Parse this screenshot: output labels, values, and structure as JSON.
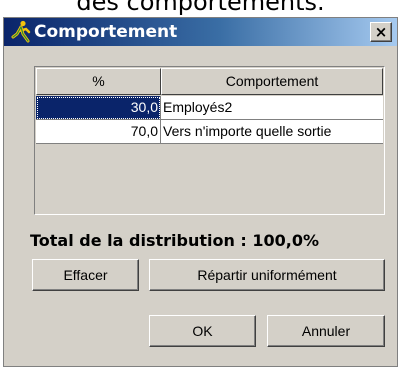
{
  "caption": "des comportements.",
  "dialog": {
    "title": "Comportement",
    "close_label": "×"
  },
  "table": {
    "columns": [
      "%",
      "Comportement"
    ],
    "rows": [
      {
        "percent": "30,0",
        "behavior": "Employés2"
      },
      {
        "percent": "70,0",
        "behavior": "Vers n'importe quelle sortie"
      }
    ]
  },
  "total_label": "Total de la distribution : 100,0%",
  "buttons": {
    "clear": "Effacer",
    "spread": "Répartir uniformément",
    "ok": "OK",
    "cancel": "Annuler"
  },
  "colors": {
    "title_bar_start": "#0a246a",
    "title_bar_end": "#a6caf0",
    "selection": "#0a246a",
    "icon": "#2e8b2e"
  },
  "icons": {
    "title": "running-person-icon"
  }
}
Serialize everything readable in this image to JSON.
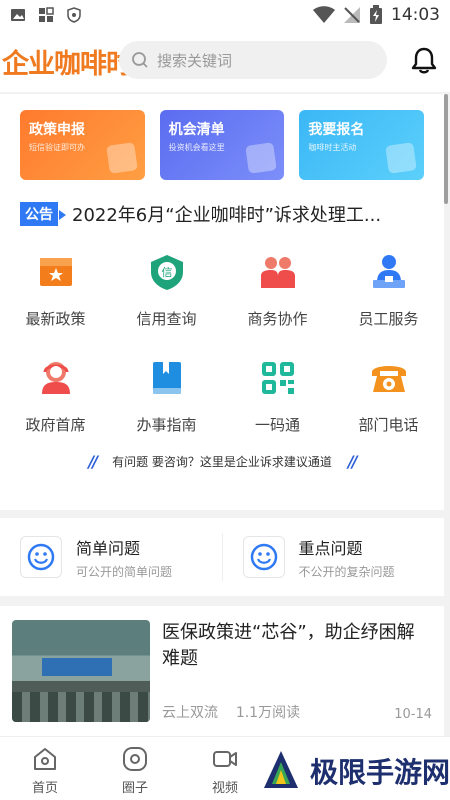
{
  "status": {
    "time": "14:03"
  },
  "header": {
    "logo": "企业咖啡时",
    "search_placeholder": "搜索关键词"
  },
  "banners": [
    {
      "title": "政策申报",
      "sub": "短信验证即可办"
    },
    {
      "title": "机会清单",
      "sub": "投资机会看这里"
    },
    {
      "title": "我要报名",
      "sub": "咖啡时主活动"
    }
  ],
  "notice": {
    "tag": "公告",
    "text": "2022年6月“企业咖啡时”诉求处理工..."
  },
  "services": [
    {
      "label": "最新政策",
      "icon": "policy-icon",
      "color": "#f47d1b"
    },
    {
      "label": "信用查询",
      "icon": "credit-icon",
      "color": "#1ea37a"
    },
    {
      "label": "商务协作",
      "icon": "cooperation-icon",
      "color": "#ef4c4c"
    },
    {
      "label": "员工服务",
      "icon": "staff-icon",
      "color": "#2f7af4"
    },
    {
      "label": "政府首席",
      "icon": "government-icon",
      "color": "#ef4c4c"
    },
    {
      "label": "办事指南",
      "icon": "guide-icon",
      "color": "#1f8ee0"
    },
    {
      "label": "一码通",
      "icon": "qrcode-icon",
      "color": "#1fb89a"
    },
    {
      "label": "部门电话",
      "icon": "phone-icon",
      "color": "#f4921f"
    }
  ],
  "tip": "有问题 要咨询？这里是企业诉求建议通道",
  "questions": [
    {
      "title": "简单问题",
      "sub": "可公开的简单问题"
    },
    {
      "title": "重点问题",
      "sub": "不公开的复杂问题"
    }
  ],
  "news": {
    "title": "医保政策进“芯谷”，助企纾困解难题",
    "source": "云上双流",
    "reads": "1.1万阅读",
    "date": "10-14"
  },
  "tabs": [
    {
      "label": "首页"
    },
    {
      "label": "圈子"
    },
    {
      "label": "视频"
    }
  ],
  "watermark": "极限手游网"
}
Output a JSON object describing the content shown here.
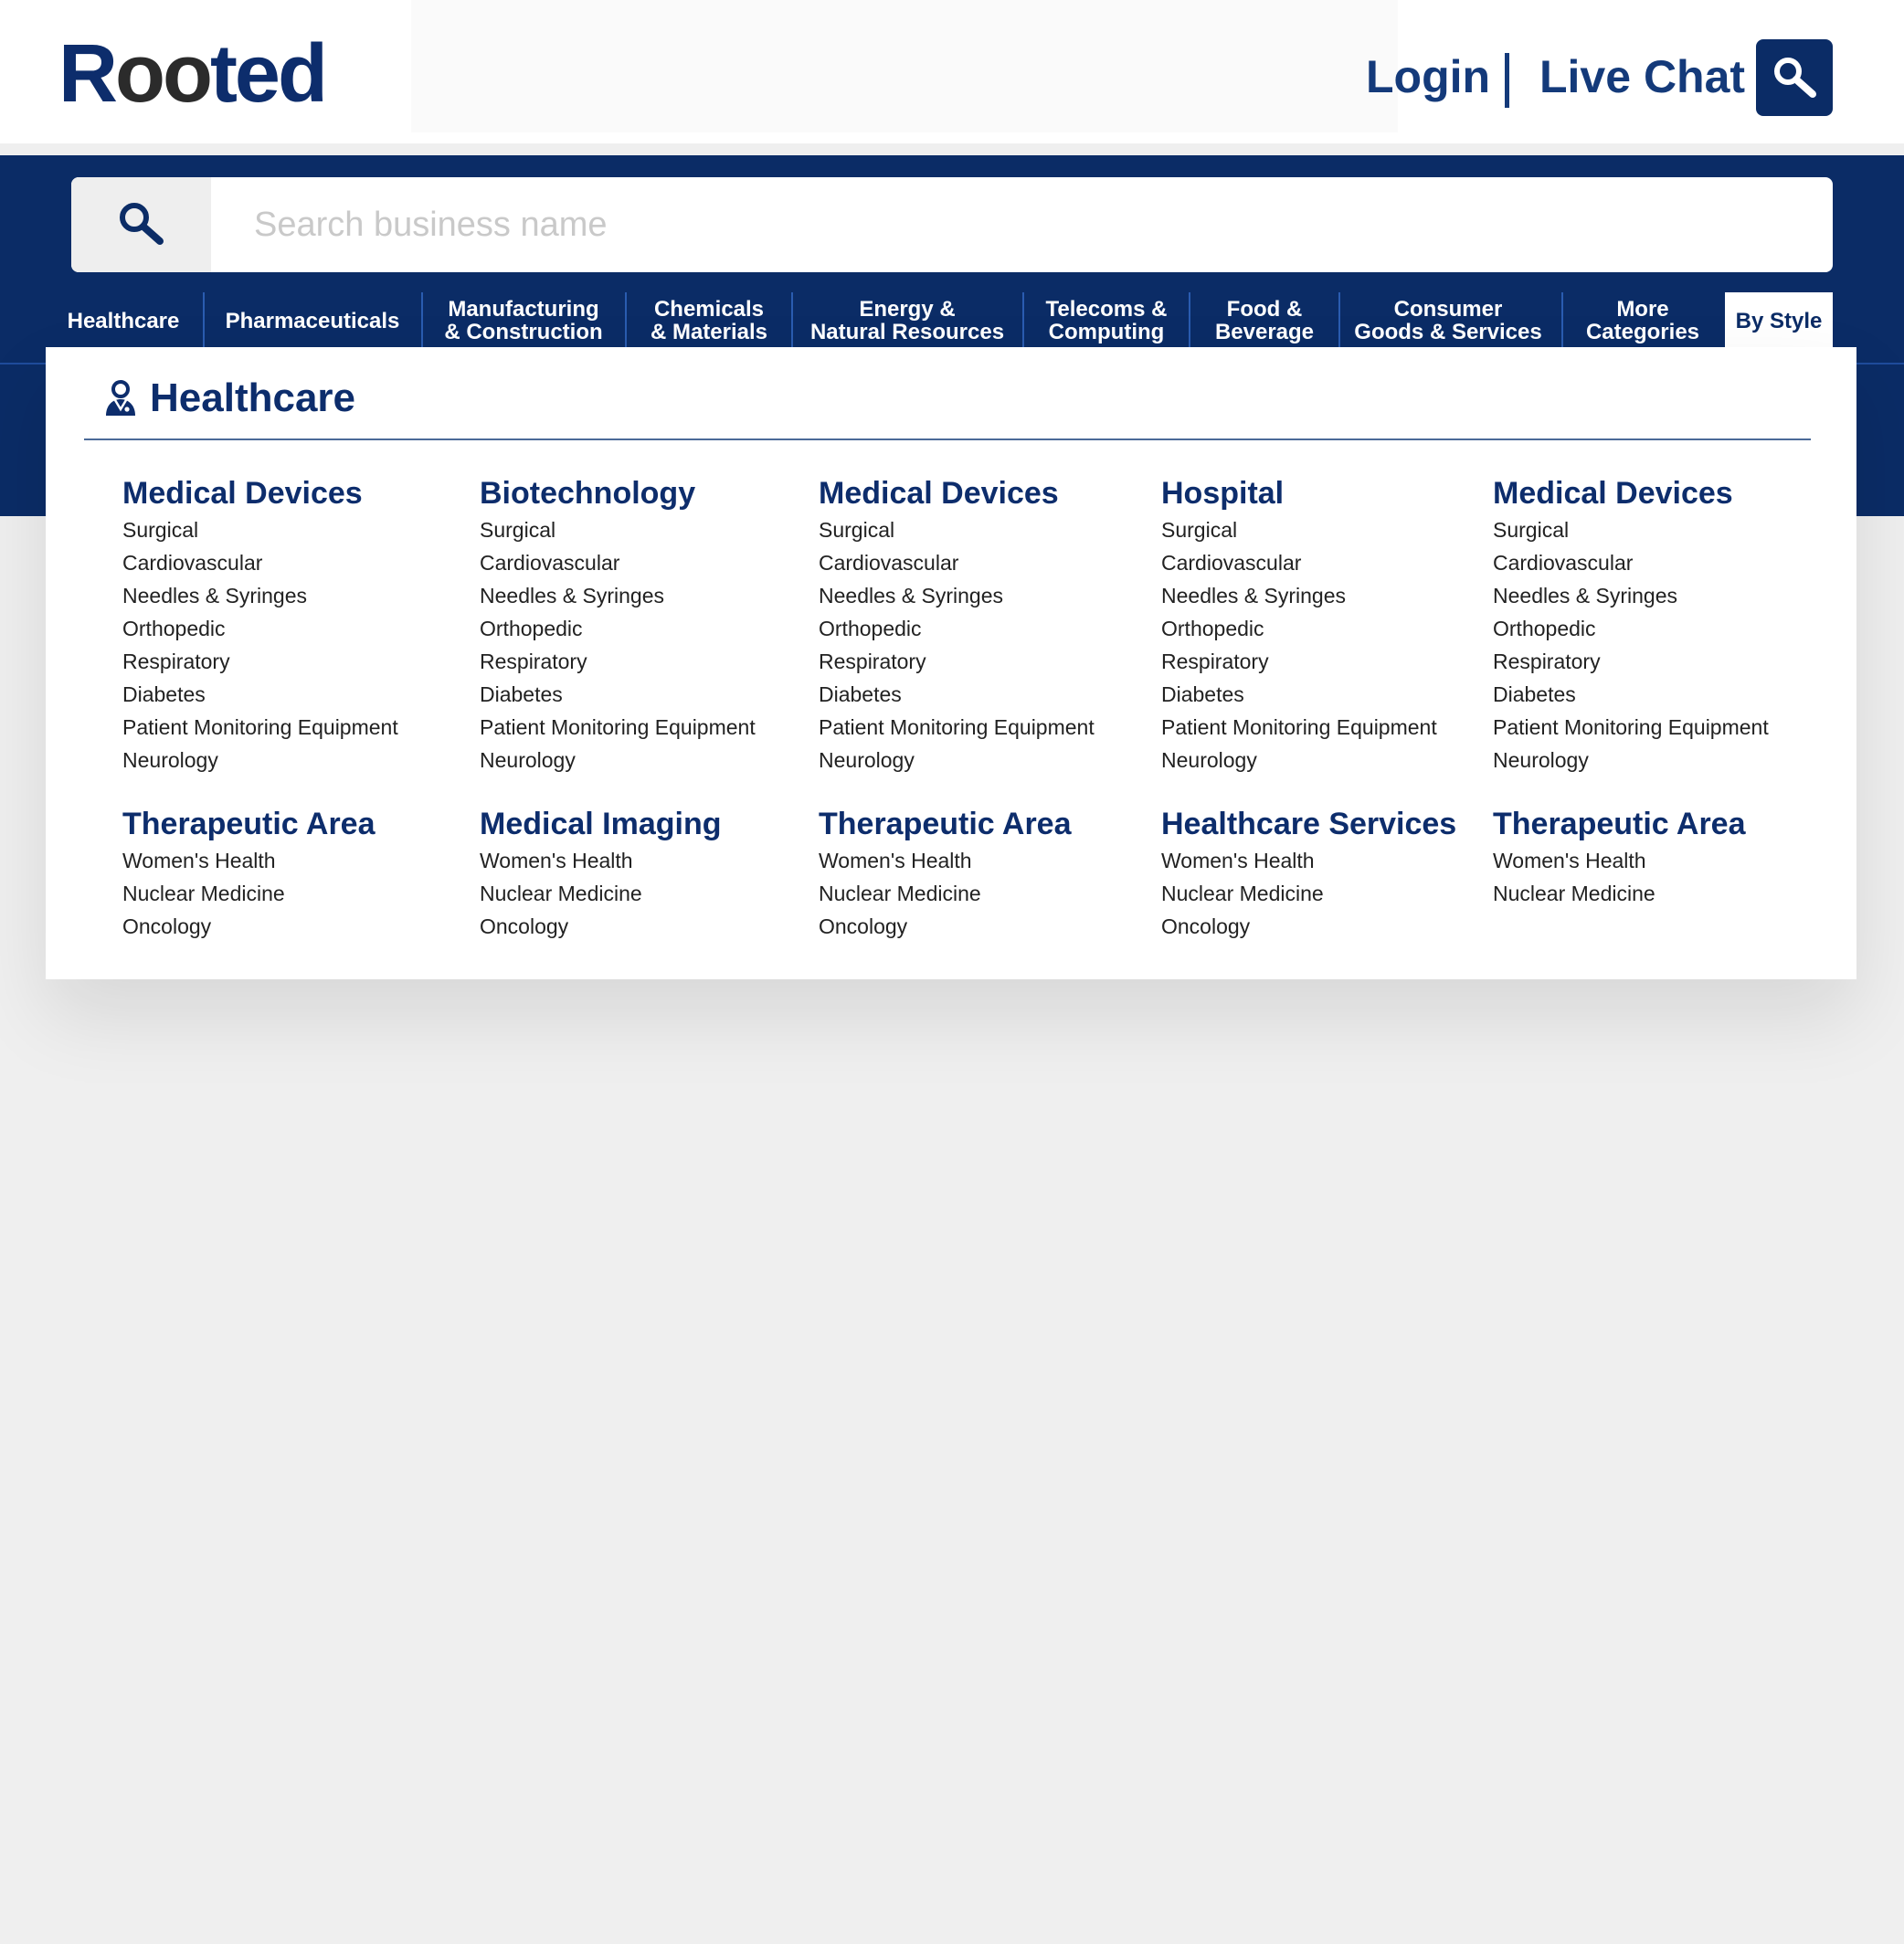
{
  "brand": {
    "logo_r": "R",
    "logo_oo": "oo",
    "logo_ted": "ted"
  },
  "header": {
    "login": "Login",
    "live_chat": "Live Chat"
  },
  "search": {
    "placeholder": "Search business name"
  },
  "nav": [
    {
      "label": "Healthcare"
    },
    {
      "label": "Pharmaceuticals"
    },
    {
      "label": "Manufacturing\n& Construction"
    },
    {
      "label": "Chemicals\n& Materials"
    },
    {
      "label": "Energy &\nNatural Resources"
    },
    {
      "label": "Telecoms &\nComputing"
    },
    {
      "label": "Food &\nBeverage"
    },
    {
      "label": "Consumer\nGoods & Services"
    },
    {
      "label": "More\nCategories"
    },
    {
      "label": "By Style"
    }
  ],
  "panel": {
    "title": "Healthcare",
    "columns": [
      {
        "groups": [
          {
            "title": "Medical Devices",
            "items": [
              "Surgical",
              "Cardiovascular",
              "Needles & Syringes",
              "Orthopedic",
              "Respiratory",
              "Diabetes",
              "Patient Monitoring Equipment",
              "Neurology"
            ]
          },
          {
            "title": "Therapeutic Area",
            "items": [
              "Women's Health",
              "Nuclear Medicine",
              "Oncology"
            ]
          }
        ]
      },
      {
        "groups": [
          {
            "title": "Biotechnology",
            "items": [
              "Surgical",
              "Cardiovascular",
              "Needles & Syringes",
              "Orthopedic",
              "Respiratory",
              "Diabetes",
              "Patient Monitoring Equipment",
              "Neurology"
            ]
          },
          {
            "title": "Medical Imaging",
            "items": [
              "Women's Health",
              "Nuclear Medicine",
              "Oncology"
            ]
          }
        ]
      },
      {
        "groups": [
          {
            "title": "Medical Devices",
            "items": [
              "Surgical",
              "Cardiovascular",
              "Needles & Syringes",
              "Orthopedic",
              "Respiratory",
              "Diabetes",
              "Patient Monitoring Equipment",
              "Neurology"
            ]
          },
          {
            "title": "Therapeutic Area",
            "items": [
              "Women's Health",
              "Nuclear Medicine",
              "Oncology"
            ]
          }
        ]
      },
      {
        "groups": [
          {
            "title": "Hospital",
            "items": [
              "Surgical",
              "Cardiovascular",
              "Needles & Syringes",
              "Orthopedic",
              "Respiratory",
              "Diabetes",
              "Patient Monitoring Equipment",
              "Neurology"
            ]
          },
          {
            "title": "Healthcare Services",
            "items": [
              "Women's Health",
              "Nuclear Medicine",
              "Oncology"
            ]
          }
        ]
      },
      {
        "groups": [
          {
            "title": "Medical Devices",
            "items": [
              "Surgical",
              "Cardiovascular",
              "Needles & Syringes",
              "Orthopedic",
              "Respiratory",
              "Diabetes",
              "Patient Monitoring Equipment",
              "Neurology"
            ]
          },
          {
            "title": "Therapeutic Area",
            "items": [
              "Women's Health",
              "Nuclear Medicine"
            ]
          }
        ]
      }
    ]
  },
  "colors": {
    "brand_navy": "#0b2c66",
    "heading_navy": "#0d2d6c",
    "page_bg": "#efefef"
  },
  "icons": {
    "header_search": "search-icon",
    "search_field": "search-icon",
    "panel_title": "doctor-icon"
  }
}
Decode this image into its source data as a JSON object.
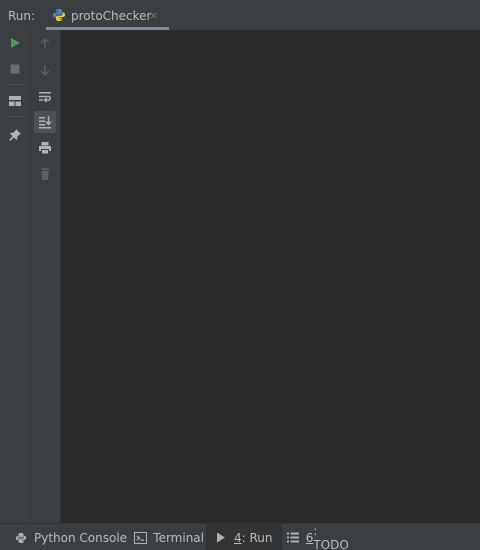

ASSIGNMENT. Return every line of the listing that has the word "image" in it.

RESULT OF THE EXERCISE.
Serialize everything readable in this image to JSON.
Decode this image into its source data as a JSON object.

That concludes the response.